Robert Duffy, Courtesy: Rochester Democrat and Chronicle
By Joseph Spector
Albany Bureau Chief
ALBANY- Lt. Gov. Robert Duffy said Wednesday that it would be premature to discuss whether he will seek re-election with Gov. Andrew Cuomo next year, saying his political plans will be discussed "at the appropriate time next year."
In a two-paragraph statement obtained by Gannett's Albany Bureau, Duffy didn't vow to run with Cuomo next year and said any talk about his political future would interfere with governing.
The statement comes as speculation continues that Duffy, the former Rochester mayor, may leave the Cuomo administration to head the Rochester Business Alliance.
"I have been asked if I plan to run for re-election next year. Obviously if I ran it would be with Governor Cuomo. The governor has not announced his plans for next year and therefore discussion of my role is premature," Duffy said in the statement.
"The governor and I both feel strongly that political discussions can interfere with our governing and we have much more important work to do before next year's political calendar commences," the statement continued. "The governor and I have developed a great working relationship as well as a deep personal friendship over these past three years and our administration is performing well and still getting stronger. We will discuss our future political plans at the appropriate time next year."

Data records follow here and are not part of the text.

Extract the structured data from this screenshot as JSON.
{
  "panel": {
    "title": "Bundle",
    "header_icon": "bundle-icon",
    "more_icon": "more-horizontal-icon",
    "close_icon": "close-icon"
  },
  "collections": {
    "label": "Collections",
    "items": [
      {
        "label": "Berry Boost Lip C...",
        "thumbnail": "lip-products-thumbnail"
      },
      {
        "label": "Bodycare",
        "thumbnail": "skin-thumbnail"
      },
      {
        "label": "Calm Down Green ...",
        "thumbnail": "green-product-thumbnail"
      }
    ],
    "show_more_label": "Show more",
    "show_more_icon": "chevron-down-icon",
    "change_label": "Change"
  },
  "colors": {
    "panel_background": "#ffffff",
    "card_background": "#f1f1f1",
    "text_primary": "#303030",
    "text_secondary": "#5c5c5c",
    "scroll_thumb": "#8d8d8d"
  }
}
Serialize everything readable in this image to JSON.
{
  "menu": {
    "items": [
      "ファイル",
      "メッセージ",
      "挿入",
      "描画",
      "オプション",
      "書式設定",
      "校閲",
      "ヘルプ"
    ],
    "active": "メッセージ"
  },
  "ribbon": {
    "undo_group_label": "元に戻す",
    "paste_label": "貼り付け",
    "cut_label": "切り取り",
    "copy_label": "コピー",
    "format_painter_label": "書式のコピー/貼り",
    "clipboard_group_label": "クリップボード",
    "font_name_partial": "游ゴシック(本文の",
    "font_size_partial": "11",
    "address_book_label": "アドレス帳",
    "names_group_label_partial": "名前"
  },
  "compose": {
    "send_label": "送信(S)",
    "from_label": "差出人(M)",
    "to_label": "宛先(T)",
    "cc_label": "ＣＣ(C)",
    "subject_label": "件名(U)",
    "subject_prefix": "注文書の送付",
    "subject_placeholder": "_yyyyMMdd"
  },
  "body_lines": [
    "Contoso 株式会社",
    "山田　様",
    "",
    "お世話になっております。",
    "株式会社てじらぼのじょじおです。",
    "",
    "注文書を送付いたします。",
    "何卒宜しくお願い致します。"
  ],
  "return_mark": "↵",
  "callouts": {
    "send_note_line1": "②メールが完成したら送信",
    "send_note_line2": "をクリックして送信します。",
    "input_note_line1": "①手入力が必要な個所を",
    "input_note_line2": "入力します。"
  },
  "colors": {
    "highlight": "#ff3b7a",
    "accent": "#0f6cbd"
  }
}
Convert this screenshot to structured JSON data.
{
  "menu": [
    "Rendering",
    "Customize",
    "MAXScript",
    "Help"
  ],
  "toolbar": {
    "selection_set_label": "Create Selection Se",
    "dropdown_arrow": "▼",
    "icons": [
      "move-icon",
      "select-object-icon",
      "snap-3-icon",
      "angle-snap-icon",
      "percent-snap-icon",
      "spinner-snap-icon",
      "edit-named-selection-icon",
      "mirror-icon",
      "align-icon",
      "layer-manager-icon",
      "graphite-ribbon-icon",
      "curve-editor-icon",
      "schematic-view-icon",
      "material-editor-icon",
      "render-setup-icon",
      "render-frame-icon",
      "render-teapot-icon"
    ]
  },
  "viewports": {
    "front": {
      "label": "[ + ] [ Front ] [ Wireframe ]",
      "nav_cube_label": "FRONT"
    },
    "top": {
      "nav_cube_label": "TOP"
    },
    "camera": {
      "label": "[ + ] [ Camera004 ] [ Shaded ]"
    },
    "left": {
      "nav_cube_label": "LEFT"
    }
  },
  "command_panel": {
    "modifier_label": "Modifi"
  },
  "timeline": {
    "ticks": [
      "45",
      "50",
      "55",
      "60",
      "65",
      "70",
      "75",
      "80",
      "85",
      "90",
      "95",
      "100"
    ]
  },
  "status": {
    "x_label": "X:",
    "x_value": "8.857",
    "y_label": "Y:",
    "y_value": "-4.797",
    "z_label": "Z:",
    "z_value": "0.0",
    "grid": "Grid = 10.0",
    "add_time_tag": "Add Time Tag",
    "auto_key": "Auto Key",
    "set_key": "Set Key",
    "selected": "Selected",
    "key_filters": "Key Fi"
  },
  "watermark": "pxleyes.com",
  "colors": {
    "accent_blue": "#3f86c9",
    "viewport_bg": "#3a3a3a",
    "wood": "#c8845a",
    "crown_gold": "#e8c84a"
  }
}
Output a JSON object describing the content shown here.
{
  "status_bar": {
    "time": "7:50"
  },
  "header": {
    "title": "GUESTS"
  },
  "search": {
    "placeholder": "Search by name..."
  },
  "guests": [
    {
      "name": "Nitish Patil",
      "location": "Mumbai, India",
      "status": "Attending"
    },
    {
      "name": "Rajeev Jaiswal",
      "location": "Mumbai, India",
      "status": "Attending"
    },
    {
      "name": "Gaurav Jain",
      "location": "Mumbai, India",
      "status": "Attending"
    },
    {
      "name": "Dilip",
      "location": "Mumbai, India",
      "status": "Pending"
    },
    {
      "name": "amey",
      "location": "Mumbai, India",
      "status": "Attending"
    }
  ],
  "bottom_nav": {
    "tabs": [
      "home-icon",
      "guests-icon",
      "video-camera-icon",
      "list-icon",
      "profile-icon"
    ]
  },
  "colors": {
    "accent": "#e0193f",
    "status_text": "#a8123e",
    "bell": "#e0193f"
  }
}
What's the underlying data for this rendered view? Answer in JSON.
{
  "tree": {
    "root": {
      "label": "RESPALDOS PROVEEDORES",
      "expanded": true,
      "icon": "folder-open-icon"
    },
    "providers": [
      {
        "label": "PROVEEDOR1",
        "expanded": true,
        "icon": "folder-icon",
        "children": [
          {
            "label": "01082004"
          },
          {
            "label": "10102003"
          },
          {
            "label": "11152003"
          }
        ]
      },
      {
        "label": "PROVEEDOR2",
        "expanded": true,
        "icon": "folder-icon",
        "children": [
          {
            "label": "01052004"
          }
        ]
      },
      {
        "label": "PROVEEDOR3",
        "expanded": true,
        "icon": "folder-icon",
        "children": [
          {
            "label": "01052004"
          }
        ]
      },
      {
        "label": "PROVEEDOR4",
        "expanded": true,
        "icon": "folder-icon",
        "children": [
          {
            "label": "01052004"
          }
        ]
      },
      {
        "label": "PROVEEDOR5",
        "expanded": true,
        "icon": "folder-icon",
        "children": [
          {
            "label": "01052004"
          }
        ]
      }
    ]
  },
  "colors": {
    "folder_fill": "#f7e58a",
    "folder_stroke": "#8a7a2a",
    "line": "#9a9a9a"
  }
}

Last week, Duffy declined comment on whether he was leaving for the business alliance job, saying he has heard the same rumors. Cuomo also didn't offer a direct answer last week when he was asked about Duffy's future.
Cuomo tapped Duffy as his running mate in 2010, and Duffy resigned as Rochester mayor when they took office in 2011.
Duffy, 59, has been traveling the state on Cuomo's behalf, and he heads the 10 regional economic development councils.
But Duffy could make about $200,000 a year more if he left for the business alliance job. The retiring president, Sandy Parker, earned nearly $308,000 in 2010, plus nearly $67,000 in additional compensation, according to the group's income tax forms.
Duffy recently bought a lakefront home in the Finger Lakes from Parker for $527,000.
Duffy gets a $70,000-a-year pension for his years as a Rochester police officer, which included time as chief, and a $151,500 salary as lieutenant governor.
Duffy could be limited in how much he could try to influence policy at the state Capitol if he left for the Rochester Business Alliance, which is the region's chamber of commerce.
The group has taken strong stances aimed at improving the business climate in New York, and annually works with area groups to push an agenda for the region in Albany. Parker is also a leader on the Finger Lakes regional council.
But state ethics laws could bar him from appearing before a state agency for two years, and it could also bar him for life from working on the same issues as he worked on while in state service, government watchdog officials said.
"It's all sort of murky, and for an administration that prides itself ostensibly on the highest ethical standards, presumably, the lieutenant governor, if he left, would bend over backwards to adhere to both the letter and the spirit of the law," said Blair Horner, legislative director for the New York Public Interest Research Group.
David Grandeau, the former director of the state Lobbying Commission, said even if Duffy were interviewing for the position, he would have needed to notify Cuomo and ensure there were no conflicts of interest currently. The state Joint Commission on Public Ethics could look into the matter, or Duffy could seek an advisory opinion from it. A JCOPE spokesman declined comment on any possible review.
"You're not supposed to be working on anything with them at this point until it concludes," Grandeau said of a state official and a potential employer. "But that had to have happened already if he's had conversations."
The Business Alliance has declined comment on who it has interviewed for the position.
Mark Glaser, an Albany-area attorney who has worked on ethics cases, said it's unclear whether an elected official in the executive branch would face the same ethics limitations as other state employees. The law may be vague, he said.
"The applications of these laws are extremely fact specific to what did you do and what exactly you want to do," Glaser said.